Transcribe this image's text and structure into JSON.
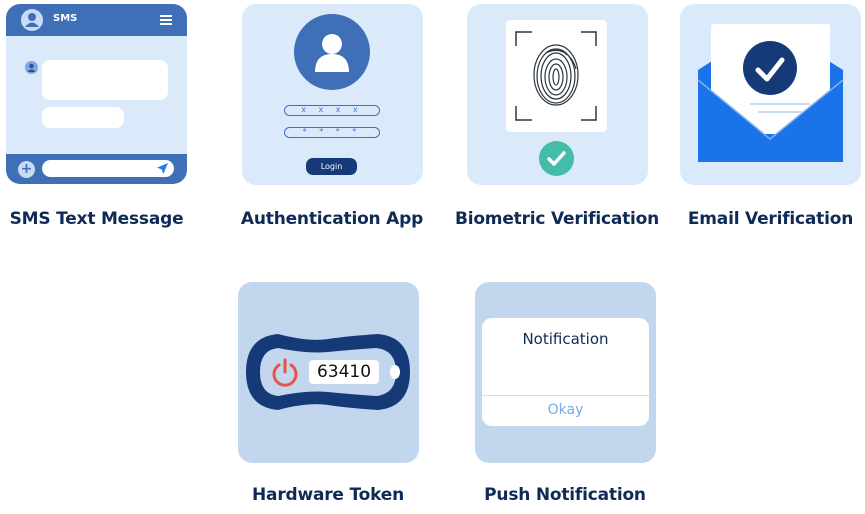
{
  "methods": [
    {
      "id": "sms",
      "label": "SMS Text Message",
      "illustration": {
        "header_title": "SMS",
        "icons": [
          "user-avatar-icon",
          "hamburger-menu-icon",
          "plus-icon",
          "send-icon"
        ]
      }
    },
    {
      "id": "auth",
      "label": "Authentication App",
      "illustration": {
        "username_field": "x x x x",
        "password_field": "* * * *",
        "login_button": "Login",
        "icons": [
          "user-avatar-icon"
        ]
      }
    },
    {
      "id": "biometric",
      "label": "Biometric Verification",
      "illustration": {
        "icons": [
          "fingerprint-icon",
          "scan-frame-icon",
          "check-circle-icon"
        ]
      }
    },
    {
      "id": "email",
      "label": "Email Verification",
      "illustration": {
        "icons": [
          "envelope-icon",
          "check-circle-icon"
        ]
      }
    },
    {
      "id": "hardware",
      "label": "Hardware Token",
      "illustration": {
        "code": "63410",
        "icons": [
          "power-icon"
        ]
      }
    },
    {
      "id": "push",
      "label": "Push Notification",
      "illustration": {
        "title": "Notification",
        "button": "Okay"
      }
    }
  ],
  "colors": {
    "card_light": "#dbeafb",
    "card_mid": "#c2d6ee",
    "primary_blue": "#3f70b7",
    "navy": "#163a78",
    "label_text": "#0f2b55",
    "teal_check": "#44bca9",
    "envelope_blue": "#1a73e8",
    "power_red": "#e8544a"
  }
}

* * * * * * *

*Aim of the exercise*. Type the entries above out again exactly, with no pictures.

*Worked solution*.
Transcribe this image's text and structure into JSON.
{
  "methods": [
    {
      "id": "sms",
      "label": "SMS Text Message",
      "illustration": {
        "header_title": "SMS",
        "icons": [
          "user-avatar-icon",
          "hamburger-menu-icon",
          "plus-icon",
          "send-icon"
        ]
      }
    },
    {
      "id": "auth",
      "label": "Authentication App",
      "illustration": {
        "username_field": "x x x x",
        "password_field": "* * * *",
        "login_button": "Login",
        "icons": [
          "user-avatar-icon"
        ]
      }
    },
    {
      "id": "biometric",
      "label": "Biometric Verification",
      "illustration": {
        "icons": [
          "fingerprint-icon",
          "scan-frame-icon",
          "check-circle-icon"
        ]
      }
    },
    {
      "id": "email",
      "label": "Email Verification",
      "illustration": {
        "icons": [
          "envelope-icon",
          "check-circle-icon"
        ]
      }
    },
    {
      "id": "hardware",
      "label": "Hardware Token",
      "illustration": {
        "code": "63410",
        "icons": [
          "power-icon"
        ]
      }
    },
    {
      "id": "push",
      "label": "Push Notification",
      "illustration": {
        "title": "Notification",
        "button": "Okay"
      }
    }
  ],
  "colors": {
    "card_light": "#dbeafb",
    "card_mid": "#c2d6ee",
    "primary_blue": "#3f70b7",
    "navy": "#163a78",
    "label_text": "#0f2b55",
    "teal_check": "#44bca9",
    "envelope_blue": "#1a73e8",
    "power_red": "#e8544a"
  }
}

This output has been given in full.